Any reader of this blog has to be familiar with the concept of “guerrilla marketing,” which uses unconventional marketing techniques to spread a message to consumers in unsuspecting ways and in unsuspecting places. It’s unlikely, however, that anyone has taken the idea as quite literally as Bristol Zoo.
For the 175th anniversary of the zoo, they decided to do something a little different: gorilla marketing. The zoo commissioned 60 artists, many of whom were well-educated advertisers with PhDs in marketing, to create life-size gorilla sculptures, which would be placed around the city of Bristol, England this past summer. Each sculpture was designed to promote the zoo, and its anniversary, in a unique way.
A Bristol-based design studio, which goes by the simple moniker “375,” took the most unconventional approach of them all. The company drew inspiration their from butcher shops, which typically section and label animals based on the cuts of meat which come from each specific part of that animal’s body. But instead of highlighting the cuts of meat that come from the typical gorilla, the company decided to highlight some important and disturbing facts about the illegal bushmeat trade, which has long been established in many parts of the African continent.
But even that idea wasn’t unique enough for the designers at 375. They decided to take it a step further and bring their gorilla alive by making it responsive to the outside weather conditions as well as human touch. To achieve this, they painted over the bushmeat trade facts with a heat-sensitive, liquid crystal back paint. When the summer sun came out to play, the paint would change from black to a stark white color, which revealed the black text written underneath it. Throughout the day, as the sun moved and different portions of the gorilla got heated, different facts became visible.
via Ged Palmer
Plus, because the paint was reactive enough to respond to human touch, those with added curiosity could touch the gorilla sculpture and reveal all of the messages written on it. This type of human interaction made it a natural draw for Bristol residents, and the statue garnered quite a bit of attention.
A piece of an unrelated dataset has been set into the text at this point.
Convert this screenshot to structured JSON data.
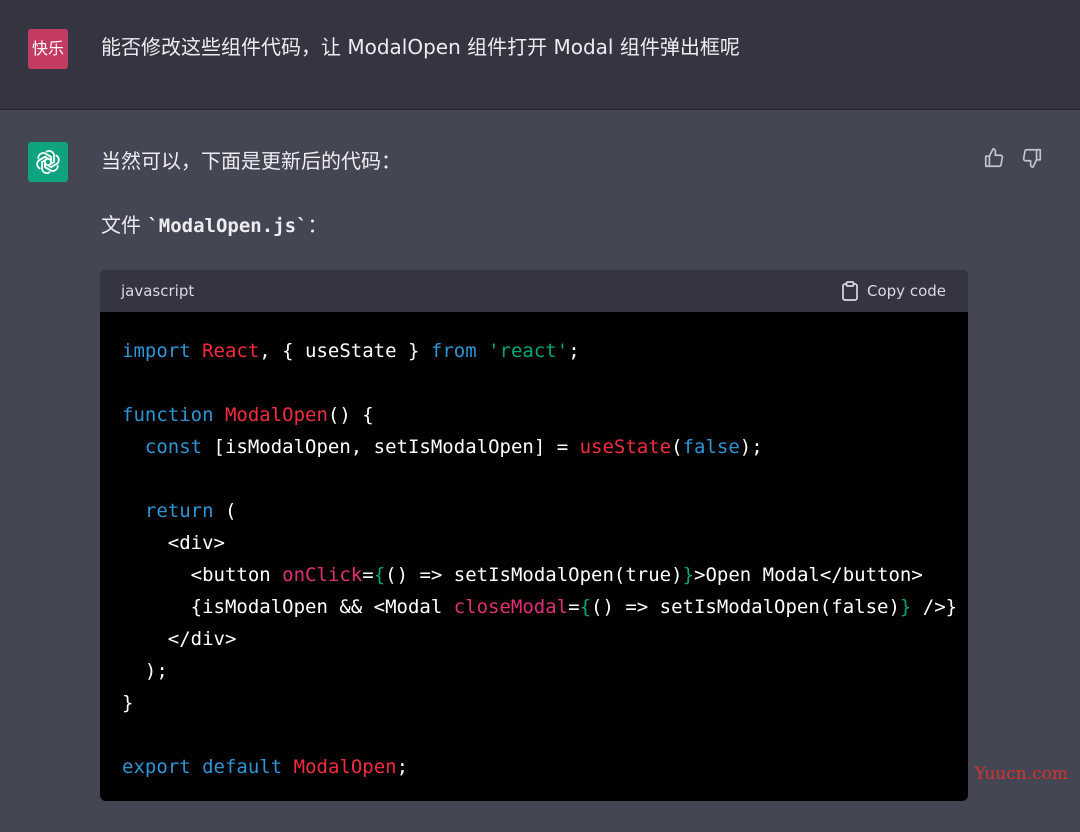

It not only raised interest in the zoo itself, but brought awareness to an issue that affects the very animals used to market it.
The ultimate goal of the zoo’s gorilla sculpture program, known as “Wow! Gorillas,” was to raise money for gorilla conservation work throughout the world. Each sculpture was auctioned off after the marketing campaign was retired at the end of the summer, and proceeds were donated to various funds around the world that are working to ensure the long-term safety, stability, and integrity of the gorilla population in Africa. All told, the zoo auctioned off 60 sculptures for a total of £427,000. The heat-sensitive gorilla project brought in a respectable £5,000 just on its own, which the designers at 375 widely consider a great return on their efforts. The project was relatively easy, using just marker felt pens and heat-sensitive paint, and they consider their expense and experience to be well worth the charitable contributions that it attracted for gorilla conservation funds.
More photos can be seen here.